Report every line of the records below that contains the word "into".

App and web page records
____

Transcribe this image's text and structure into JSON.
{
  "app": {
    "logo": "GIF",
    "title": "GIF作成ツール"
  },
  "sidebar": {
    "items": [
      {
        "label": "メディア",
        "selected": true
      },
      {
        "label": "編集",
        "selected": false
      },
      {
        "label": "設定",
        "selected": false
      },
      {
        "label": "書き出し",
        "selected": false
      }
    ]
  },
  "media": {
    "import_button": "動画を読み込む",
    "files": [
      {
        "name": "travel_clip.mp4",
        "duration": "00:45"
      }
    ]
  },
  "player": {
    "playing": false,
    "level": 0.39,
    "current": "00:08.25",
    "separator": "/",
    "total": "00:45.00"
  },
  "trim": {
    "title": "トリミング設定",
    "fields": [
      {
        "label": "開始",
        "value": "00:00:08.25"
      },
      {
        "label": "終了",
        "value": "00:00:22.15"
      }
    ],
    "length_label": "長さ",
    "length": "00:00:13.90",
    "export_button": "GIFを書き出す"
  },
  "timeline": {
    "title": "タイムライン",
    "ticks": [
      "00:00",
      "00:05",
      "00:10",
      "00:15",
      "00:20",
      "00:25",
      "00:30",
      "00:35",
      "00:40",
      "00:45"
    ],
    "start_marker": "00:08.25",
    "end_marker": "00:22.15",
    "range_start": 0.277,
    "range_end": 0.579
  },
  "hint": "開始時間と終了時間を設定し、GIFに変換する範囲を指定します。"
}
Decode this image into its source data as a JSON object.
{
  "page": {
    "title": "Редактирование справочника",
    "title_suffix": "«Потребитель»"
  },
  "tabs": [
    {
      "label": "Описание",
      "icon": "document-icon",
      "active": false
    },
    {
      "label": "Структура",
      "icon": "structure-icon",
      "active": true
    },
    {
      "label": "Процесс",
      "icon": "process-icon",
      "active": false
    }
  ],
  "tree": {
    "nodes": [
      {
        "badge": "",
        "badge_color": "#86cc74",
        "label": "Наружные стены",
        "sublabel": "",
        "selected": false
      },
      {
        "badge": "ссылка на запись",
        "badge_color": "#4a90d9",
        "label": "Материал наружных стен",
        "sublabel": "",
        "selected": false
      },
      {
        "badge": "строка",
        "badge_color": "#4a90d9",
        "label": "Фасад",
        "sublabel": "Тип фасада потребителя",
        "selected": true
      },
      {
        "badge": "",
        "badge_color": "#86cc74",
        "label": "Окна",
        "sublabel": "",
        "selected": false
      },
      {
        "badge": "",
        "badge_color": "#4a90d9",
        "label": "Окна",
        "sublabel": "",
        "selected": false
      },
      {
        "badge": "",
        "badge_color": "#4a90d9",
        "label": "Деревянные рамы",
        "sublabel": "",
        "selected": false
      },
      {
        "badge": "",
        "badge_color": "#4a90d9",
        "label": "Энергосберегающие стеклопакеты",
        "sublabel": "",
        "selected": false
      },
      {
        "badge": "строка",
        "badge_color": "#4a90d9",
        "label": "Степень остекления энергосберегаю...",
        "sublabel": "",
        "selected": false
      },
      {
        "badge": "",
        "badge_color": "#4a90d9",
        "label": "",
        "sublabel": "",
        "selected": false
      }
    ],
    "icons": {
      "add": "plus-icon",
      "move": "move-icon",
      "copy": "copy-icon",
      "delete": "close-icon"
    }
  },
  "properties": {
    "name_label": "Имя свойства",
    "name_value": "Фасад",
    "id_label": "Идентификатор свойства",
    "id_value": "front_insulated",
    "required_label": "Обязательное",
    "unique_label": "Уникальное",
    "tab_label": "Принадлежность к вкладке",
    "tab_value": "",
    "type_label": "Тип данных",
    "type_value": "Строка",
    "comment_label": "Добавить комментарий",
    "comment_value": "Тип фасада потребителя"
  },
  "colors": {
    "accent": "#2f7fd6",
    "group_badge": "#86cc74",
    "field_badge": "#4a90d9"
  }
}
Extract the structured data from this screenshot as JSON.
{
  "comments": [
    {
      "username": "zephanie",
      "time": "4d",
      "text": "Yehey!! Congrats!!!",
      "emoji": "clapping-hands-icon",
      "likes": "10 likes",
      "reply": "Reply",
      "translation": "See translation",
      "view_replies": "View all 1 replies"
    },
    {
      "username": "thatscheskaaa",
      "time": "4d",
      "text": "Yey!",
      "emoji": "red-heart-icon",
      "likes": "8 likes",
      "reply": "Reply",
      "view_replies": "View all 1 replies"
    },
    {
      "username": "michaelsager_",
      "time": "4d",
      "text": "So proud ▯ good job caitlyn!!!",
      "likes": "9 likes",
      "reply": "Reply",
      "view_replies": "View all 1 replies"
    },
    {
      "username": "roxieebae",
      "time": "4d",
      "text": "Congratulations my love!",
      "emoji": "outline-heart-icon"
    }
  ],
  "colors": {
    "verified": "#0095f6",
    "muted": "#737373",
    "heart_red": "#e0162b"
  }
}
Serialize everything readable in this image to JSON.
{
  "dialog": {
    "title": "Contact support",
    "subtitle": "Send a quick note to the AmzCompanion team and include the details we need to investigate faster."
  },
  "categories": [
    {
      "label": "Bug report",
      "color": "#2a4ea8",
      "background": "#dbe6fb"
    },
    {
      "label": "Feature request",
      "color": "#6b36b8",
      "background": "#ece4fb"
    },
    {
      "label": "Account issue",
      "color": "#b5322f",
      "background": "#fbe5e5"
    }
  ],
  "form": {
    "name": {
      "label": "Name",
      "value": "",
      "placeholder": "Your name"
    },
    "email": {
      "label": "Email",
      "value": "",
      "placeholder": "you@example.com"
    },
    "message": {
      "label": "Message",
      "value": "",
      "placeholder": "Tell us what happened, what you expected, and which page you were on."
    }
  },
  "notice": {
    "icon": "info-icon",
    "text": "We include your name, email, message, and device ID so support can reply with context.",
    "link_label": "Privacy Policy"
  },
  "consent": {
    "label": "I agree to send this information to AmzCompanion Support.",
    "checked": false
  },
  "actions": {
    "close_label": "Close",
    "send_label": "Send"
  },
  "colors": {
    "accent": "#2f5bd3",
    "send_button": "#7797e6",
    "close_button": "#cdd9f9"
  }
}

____

• Reply to the exercise:
Transcribe this image's text and structure into JSON.
Decode this image into its source data as a JSON object.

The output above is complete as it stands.